From the May-June 2015 issue of News & Letters
by Terry Moon
Is the March 19 murder of Farkhunda by a mob of men who beat her to death with stones and sticks, ran her over with a car, threw her body on the banks of the Kabul River and lit it on fire, a turning point for women in Afghanistan? Some are saying it is.
Farkhunda was a 27-year-old woman who was studying religion and thought she had a right to criticize mullahs selling good luck charms at a religious shrine in central Kabul. But then one mullah started screaming that she was an infidel and had burned the Koran. Even though Farkhunda had been at the shrine for hours castigating the trinket sellers as un-Islamic, the lynch mob believed the mullah and turned on her with inhuman fury.
Her death was captured by cell phones and projected on social media. The impact was profound. Nargis Azaryun, a youth activist and member of Women Living Under Muslim Laws (WLUML), expressed what many felt when she checked her facebook page that morning: “The first sentences I read about the incident left me in shock: ‘Today we killed a woman who burned the Koran. Allah Akbar.’… I cried for hours, thinking how helpless she was when they were kicking her. She kept screaming and saying, ‘I haven’t burned the Koran,’ but no one was listening to her….The police did not help her because everyone believed that she deserved to die, deserved to be burned to death….”

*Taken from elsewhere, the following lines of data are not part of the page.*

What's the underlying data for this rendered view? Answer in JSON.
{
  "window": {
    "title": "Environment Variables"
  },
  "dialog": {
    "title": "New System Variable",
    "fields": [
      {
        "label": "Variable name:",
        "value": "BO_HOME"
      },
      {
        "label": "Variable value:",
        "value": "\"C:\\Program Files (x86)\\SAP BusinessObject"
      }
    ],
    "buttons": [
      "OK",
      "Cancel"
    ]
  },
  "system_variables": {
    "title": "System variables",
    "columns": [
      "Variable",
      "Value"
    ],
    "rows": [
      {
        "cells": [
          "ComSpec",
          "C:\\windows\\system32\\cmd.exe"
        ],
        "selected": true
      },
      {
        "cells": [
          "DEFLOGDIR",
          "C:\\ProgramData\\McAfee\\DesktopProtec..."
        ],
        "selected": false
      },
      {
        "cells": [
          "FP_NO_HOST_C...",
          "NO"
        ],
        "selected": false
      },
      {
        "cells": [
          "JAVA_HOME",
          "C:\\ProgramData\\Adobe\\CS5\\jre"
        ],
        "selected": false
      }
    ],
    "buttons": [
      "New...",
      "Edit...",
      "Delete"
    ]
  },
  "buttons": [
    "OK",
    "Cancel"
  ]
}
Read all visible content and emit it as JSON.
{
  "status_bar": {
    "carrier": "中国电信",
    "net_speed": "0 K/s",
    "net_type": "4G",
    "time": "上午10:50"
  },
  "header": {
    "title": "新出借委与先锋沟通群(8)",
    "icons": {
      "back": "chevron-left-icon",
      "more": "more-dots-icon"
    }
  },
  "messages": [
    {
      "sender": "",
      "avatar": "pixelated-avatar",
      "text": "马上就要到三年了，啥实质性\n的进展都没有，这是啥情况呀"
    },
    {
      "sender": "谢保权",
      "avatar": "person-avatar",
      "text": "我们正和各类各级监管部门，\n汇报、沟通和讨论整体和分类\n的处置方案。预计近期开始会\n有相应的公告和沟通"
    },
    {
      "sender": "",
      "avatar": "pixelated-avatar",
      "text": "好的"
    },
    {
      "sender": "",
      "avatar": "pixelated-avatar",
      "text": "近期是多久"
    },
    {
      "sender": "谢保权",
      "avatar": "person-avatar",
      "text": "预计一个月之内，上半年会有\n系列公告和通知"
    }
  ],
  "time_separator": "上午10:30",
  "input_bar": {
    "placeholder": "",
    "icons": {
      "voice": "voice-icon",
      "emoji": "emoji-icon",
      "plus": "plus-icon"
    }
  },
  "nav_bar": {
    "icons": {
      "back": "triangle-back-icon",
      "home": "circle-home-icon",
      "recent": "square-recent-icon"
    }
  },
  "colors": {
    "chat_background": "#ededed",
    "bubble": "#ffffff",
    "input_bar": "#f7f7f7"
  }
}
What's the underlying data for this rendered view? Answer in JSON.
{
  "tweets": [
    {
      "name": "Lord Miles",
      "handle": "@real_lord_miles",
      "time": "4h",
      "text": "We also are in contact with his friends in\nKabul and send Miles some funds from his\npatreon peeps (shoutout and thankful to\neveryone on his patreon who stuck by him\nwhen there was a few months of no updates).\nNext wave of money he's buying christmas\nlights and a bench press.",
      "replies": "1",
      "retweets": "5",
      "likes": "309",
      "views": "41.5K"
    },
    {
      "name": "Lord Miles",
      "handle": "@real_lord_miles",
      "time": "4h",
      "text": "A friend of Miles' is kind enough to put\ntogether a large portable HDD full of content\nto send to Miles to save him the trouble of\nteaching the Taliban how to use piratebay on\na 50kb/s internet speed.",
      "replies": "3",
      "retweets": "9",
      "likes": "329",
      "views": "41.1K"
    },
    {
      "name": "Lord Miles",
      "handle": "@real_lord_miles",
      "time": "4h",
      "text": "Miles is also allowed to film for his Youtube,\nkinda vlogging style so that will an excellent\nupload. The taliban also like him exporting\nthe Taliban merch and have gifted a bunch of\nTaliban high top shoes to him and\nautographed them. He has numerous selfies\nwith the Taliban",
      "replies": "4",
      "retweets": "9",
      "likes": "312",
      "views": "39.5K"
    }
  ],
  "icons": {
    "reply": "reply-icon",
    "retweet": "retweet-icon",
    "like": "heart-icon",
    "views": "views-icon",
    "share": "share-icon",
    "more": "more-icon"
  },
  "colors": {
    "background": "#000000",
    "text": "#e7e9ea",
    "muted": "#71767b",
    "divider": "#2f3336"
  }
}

Because Farkhunda’s death was broadcast all over social media, because it was so horrific and because there was such an outcry—for once, instead of taking the man’s word as the unchallenged truth—her murder was investigated and she was declared “completely innocent.”
AFGHAN WOMEN STAND TALL
Then women did something unprecedented: they went to Farkhunda’s family and asked if they could carry her coffin, this in a country where women are often banned from attending funerals. The women who made this move were activists, belonging to groups like WLUML, Solidarity Party, Women for Women International-Afghanistan; others held professional jobs in the city or university.
There is no question that they were aware of what happened in Turkey in February at the funeral of 19-year-old student Özgecan Aslan, who was savagely sexually assaulted and murdered. Over 5,000 came to her funeral where women refused the Imam’s orders to step to the back of the crowd. Instead women stepped forward to carry Aslan’s coffin and bury her, vowing: “No other man’s hands would touch her again.” (See “From Turkey to USA, women as force & reason fight inhumanity,” March-April 2015 N&L.)
In Afghanistan at the burial the women chanted: “We want justice!” and “We are all Farkhunda!” A member of WLUML said that at Farkhunda’s funeral, “For the first time in Afghanistan we stood tall to say that no man will touch her burnt body’s coffin.”
It didn’t end there. On March 24 thousands of demonstrators marched on Afghanistan’s Supreme Court demanding justice for Farkhunda, the second protest in as many days. Organizers estimated that 3,000 marched—one of the largest demonstrations ever in Kabul. Demonstrators shouted, “Justice for Farkhunda” and “Down with ignorance.” Afghans in other countries have demonstrated too.
At the March 24 demonstration, the head of the Afghanistan Women’s Council, Fatana Gailani, expressed the hope that Farkhunda’s death would be a catalyst for change. Others thought the response to her death had brought people together who were sickened by the inhumanity of her attackers. Is this the beginning of a better life for Afghan women?
WOMEN AS FORCE AND REASON
If Farkhunda had burned the Koran, would there have been an outcry? When it was thought she had, the police stood by and watched her murder. A spokesman for them said that the killing of “an unbeliever” was justified. What of the women who are jailed for years for running away from home to avoid a forced marriage or those who die from honor killings? Who carries their coffins or demonstrates in the streets shouting for justice for them?
It means something that these women stood tall in Kabul. They took matters into their own hands and revealed their creativity through action, which is the way that genuine change comes about.
Azaryun made this clear, saying: “I picked up [Farkhunda’s coffin] because I wanted to tell the women in this country that if we want to achieve anything we should sit up and do what we want to do. Do it like a woman. And if we stick together, we break taboos. We proved it yesterday. No one could stop us yesterday from being by Farkhunda’s side because we were together and supporters of each other.”